What Is the Origin of the Saying "Every Cloud Has a Silver Lining"?The term "every cloud has a silver lining" means that every bad situation has a positive aspect to it. It is usually said when an unforeseen benefit derives from a negative scenario.
Table of Contents
- English Proverbs and Idioms Test
- More Proverbs, Sayings, and Idioms
- "Was I deceived, or did a sable cloud
Turn forth her silver lining on the night?
I did not err; there does a sable cloud
Turn forth her silver lining on the night,
And casts a gleam over this tufted grove."
One version of the saying appears in "The Dublin Magazine, Volume 1" in 1840:
- "There's a silver lining to every cloud that sails about the heavens if we could only see it." (This was the original wording of the proverb.)
- "NO, NEVER! Every cloud has a silver lining; and He who wove it knows when to turn it out. So, after every night, however long or dark, there shall yet come a golden morning."
Examples of Use:
- My divorce was a nightmare, but my new partner is brilliant. Every cloud has a silver lining.
- We're snowed in, I'm afraid. You won't be able to get home tonight. However, the landlord has agreed to keep the bar open. Every cloud has a silver lining.
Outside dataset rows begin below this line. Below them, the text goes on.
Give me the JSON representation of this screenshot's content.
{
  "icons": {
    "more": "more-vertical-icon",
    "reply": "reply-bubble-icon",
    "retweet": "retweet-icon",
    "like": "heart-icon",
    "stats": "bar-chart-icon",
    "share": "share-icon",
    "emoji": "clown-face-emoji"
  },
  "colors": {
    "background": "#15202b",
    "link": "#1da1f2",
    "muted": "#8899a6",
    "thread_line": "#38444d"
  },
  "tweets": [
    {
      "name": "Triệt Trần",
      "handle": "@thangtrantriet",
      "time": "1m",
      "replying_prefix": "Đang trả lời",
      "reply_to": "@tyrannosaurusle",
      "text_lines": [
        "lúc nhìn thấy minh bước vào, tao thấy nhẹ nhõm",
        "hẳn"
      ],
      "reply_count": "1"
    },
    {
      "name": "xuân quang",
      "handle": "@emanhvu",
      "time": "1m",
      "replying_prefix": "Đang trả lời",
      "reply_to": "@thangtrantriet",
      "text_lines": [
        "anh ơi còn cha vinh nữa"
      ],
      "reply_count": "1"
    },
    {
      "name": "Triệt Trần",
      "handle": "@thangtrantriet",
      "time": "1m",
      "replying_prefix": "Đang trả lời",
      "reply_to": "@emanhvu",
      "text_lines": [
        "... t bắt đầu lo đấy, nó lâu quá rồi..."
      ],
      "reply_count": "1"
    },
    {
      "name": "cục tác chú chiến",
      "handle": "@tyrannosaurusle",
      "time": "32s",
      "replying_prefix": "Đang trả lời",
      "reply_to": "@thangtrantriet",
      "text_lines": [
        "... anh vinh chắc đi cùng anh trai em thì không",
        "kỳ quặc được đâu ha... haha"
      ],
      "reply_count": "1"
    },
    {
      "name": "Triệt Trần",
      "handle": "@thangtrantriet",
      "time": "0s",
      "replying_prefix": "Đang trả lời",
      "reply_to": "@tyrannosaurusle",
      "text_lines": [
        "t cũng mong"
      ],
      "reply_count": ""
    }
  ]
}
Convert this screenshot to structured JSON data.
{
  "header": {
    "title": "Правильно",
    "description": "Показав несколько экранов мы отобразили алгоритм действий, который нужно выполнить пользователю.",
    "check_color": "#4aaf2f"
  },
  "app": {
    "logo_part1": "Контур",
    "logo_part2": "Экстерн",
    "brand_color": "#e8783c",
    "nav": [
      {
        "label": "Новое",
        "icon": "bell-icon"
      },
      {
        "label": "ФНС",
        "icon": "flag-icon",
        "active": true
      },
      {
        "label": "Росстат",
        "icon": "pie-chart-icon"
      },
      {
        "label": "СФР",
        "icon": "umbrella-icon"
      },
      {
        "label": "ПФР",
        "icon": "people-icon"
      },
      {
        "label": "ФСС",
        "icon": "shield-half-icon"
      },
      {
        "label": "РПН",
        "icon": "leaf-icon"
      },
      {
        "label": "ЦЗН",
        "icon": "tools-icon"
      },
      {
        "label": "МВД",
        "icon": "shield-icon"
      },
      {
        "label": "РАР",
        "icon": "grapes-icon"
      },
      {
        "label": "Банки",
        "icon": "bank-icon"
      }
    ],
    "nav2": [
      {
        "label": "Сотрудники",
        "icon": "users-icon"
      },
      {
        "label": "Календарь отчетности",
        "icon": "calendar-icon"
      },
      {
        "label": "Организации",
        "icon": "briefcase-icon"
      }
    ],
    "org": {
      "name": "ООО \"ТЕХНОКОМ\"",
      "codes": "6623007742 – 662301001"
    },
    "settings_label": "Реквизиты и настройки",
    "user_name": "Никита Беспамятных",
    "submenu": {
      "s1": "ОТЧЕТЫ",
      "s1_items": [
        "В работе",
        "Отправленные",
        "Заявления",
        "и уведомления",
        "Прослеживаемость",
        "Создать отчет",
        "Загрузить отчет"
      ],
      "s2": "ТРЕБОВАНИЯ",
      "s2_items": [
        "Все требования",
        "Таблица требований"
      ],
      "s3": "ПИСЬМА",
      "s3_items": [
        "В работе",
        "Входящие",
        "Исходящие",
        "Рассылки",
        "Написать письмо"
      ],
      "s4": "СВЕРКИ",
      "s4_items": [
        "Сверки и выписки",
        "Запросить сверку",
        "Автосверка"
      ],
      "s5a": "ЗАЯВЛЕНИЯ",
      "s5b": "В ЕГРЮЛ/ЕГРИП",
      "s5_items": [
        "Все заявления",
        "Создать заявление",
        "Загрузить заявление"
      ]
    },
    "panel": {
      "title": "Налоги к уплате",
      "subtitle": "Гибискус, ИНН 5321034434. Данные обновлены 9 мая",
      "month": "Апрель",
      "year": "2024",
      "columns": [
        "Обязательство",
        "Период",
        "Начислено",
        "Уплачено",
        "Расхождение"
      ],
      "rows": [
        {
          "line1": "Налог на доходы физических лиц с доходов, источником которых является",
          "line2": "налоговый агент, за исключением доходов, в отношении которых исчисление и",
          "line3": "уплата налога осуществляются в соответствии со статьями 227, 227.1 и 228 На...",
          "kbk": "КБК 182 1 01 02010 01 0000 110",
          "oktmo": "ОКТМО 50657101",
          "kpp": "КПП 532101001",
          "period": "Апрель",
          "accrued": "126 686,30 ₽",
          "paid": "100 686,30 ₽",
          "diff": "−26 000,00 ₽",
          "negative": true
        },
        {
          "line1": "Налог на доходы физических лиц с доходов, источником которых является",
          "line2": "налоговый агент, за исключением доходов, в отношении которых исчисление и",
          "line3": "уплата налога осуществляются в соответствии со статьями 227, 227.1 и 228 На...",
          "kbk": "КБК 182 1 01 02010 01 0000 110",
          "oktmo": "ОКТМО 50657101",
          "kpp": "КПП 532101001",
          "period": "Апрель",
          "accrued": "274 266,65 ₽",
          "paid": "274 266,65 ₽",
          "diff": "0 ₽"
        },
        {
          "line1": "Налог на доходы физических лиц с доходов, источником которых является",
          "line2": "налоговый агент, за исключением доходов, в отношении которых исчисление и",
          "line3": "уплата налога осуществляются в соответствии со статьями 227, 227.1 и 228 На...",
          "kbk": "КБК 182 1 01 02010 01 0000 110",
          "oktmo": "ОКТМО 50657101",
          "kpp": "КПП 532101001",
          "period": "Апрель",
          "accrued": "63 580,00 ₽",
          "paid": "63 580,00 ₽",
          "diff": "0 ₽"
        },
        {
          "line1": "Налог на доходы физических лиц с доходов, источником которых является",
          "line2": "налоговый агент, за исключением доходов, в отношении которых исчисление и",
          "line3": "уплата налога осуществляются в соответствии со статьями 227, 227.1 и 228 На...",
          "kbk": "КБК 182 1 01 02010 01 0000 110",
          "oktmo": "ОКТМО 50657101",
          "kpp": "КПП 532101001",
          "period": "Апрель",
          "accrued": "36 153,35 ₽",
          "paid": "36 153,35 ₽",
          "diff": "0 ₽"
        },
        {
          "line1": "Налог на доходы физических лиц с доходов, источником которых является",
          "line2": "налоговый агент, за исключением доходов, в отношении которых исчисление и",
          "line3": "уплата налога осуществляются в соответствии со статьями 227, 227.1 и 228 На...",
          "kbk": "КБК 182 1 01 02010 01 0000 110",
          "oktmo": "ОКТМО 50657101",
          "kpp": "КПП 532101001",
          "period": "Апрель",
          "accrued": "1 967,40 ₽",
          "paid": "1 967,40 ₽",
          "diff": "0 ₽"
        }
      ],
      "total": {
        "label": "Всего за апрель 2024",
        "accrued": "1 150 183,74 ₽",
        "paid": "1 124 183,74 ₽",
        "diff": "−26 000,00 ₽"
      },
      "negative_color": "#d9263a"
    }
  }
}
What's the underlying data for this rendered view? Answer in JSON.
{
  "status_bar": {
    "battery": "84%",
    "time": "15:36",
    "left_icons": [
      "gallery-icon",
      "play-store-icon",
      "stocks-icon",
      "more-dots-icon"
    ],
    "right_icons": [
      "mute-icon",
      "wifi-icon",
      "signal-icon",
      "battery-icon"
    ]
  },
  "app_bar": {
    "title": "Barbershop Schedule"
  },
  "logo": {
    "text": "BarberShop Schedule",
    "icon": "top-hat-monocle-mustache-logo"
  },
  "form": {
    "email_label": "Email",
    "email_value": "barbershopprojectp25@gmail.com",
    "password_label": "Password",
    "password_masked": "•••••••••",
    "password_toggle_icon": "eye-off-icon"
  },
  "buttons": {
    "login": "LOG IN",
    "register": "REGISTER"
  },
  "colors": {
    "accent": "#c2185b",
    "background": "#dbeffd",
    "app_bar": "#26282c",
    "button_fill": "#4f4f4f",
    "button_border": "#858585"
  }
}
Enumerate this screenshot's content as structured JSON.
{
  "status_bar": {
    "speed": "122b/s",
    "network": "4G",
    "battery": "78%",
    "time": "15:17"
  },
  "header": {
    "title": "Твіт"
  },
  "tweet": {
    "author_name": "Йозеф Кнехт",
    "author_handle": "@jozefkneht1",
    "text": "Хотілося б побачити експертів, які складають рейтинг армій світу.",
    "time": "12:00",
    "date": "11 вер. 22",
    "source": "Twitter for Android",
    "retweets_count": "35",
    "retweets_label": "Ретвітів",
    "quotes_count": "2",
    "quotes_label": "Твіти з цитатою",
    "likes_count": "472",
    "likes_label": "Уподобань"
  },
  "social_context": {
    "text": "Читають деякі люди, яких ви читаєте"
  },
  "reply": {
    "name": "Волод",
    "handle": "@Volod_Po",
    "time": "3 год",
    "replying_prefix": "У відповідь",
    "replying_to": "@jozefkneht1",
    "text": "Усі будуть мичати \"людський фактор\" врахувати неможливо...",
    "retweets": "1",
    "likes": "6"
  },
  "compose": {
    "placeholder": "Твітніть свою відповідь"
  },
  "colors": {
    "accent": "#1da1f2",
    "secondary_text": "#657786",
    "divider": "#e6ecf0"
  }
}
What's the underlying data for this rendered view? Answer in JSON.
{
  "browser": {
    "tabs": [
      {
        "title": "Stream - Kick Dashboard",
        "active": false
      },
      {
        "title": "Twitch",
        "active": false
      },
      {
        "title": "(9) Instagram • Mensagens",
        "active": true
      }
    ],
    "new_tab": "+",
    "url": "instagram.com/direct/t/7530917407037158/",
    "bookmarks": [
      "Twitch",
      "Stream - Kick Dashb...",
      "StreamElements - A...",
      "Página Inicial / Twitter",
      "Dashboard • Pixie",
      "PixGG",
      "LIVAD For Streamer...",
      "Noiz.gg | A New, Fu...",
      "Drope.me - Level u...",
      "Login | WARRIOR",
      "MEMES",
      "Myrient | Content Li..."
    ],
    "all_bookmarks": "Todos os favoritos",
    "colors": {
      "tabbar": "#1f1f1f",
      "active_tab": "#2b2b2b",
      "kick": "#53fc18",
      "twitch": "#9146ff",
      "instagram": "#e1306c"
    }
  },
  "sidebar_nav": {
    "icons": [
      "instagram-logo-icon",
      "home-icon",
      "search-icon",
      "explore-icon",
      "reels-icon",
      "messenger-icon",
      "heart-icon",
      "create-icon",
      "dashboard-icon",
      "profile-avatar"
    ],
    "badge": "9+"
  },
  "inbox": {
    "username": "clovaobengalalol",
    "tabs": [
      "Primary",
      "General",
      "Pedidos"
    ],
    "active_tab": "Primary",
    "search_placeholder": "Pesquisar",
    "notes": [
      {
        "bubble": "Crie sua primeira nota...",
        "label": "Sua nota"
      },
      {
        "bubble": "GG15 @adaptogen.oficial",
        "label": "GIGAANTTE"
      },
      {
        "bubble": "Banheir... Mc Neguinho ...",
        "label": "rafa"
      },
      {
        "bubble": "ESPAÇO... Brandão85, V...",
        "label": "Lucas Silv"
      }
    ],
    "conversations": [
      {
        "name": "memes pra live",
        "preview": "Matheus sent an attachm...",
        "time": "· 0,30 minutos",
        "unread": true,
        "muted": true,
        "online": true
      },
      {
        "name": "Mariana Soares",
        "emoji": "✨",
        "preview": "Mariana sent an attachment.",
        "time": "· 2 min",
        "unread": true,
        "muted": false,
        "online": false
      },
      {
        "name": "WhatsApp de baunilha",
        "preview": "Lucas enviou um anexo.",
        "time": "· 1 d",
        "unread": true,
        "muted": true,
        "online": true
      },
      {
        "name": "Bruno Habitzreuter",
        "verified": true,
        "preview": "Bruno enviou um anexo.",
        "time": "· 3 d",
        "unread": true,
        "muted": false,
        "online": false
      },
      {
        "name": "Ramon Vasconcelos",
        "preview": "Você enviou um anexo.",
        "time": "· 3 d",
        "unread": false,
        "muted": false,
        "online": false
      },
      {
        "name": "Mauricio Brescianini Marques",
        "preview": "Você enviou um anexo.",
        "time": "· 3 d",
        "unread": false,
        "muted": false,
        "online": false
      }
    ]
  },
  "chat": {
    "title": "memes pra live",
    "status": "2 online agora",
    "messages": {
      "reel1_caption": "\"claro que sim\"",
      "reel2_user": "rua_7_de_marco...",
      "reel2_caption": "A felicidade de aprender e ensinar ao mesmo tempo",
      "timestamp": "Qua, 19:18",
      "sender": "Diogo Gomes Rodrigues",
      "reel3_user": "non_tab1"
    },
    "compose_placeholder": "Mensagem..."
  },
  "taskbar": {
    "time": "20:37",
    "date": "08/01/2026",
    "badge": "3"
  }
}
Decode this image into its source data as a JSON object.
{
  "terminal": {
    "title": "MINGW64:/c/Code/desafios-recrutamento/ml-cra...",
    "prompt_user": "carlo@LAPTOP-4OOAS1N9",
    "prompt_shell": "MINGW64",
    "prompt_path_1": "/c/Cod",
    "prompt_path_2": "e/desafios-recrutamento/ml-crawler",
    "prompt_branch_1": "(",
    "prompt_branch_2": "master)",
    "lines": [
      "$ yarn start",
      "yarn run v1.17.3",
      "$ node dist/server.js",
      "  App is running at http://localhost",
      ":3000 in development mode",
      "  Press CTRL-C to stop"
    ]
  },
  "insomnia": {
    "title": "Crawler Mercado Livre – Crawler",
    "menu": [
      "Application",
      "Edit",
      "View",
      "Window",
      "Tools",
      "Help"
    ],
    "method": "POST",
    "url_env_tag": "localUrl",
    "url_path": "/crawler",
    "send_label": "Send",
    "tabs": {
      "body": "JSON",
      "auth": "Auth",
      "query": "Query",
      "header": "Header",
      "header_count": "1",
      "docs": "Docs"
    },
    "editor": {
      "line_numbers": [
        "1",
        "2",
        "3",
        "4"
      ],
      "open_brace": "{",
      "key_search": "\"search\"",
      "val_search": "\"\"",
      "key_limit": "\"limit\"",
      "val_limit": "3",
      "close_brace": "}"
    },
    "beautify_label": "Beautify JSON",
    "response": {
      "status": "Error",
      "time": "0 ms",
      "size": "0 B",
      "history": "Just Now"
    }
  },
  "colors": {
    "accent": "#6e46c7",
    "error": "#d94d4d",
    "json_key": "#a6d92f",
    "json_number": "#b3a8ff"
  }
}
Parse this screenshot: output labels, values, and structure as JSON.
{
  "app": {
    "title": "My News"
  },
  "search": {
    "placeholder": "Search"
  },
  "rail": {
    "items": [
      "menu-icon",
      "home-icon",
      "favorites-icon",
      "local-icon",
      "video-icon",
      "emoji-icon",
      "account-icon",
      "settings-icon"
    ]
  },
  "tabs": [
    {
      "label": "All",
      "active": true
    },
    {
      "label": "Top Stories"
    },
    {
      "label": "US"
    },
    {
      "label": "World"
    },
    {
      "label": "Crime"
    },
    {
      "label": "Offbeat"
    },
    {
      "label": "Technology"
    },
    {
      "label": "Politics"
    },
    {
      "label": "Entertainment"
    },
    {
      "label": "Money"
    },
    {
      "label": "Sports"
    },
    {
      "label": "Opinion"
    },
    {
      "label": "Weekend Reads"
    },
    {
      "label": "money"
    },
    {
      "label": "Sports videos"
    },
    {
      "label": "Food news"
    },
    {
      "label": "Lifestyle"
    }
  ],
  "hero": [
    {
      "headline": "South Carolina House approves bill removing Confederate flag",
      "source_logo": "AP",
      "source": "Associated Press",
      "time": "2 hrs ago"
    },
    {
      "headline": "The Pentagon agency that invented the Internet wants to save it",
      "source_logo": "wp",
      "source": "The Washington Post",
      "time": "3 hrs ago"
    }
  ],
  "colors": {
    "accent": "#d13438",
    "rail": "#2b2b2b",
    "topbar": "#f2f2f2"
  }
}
- The CEO is putting you under a lot of pressure at the moment, Toby. Don't worry though. I suspect you'll be top of his list to take over the department when Janice leaves. Every cloud has a silver lining.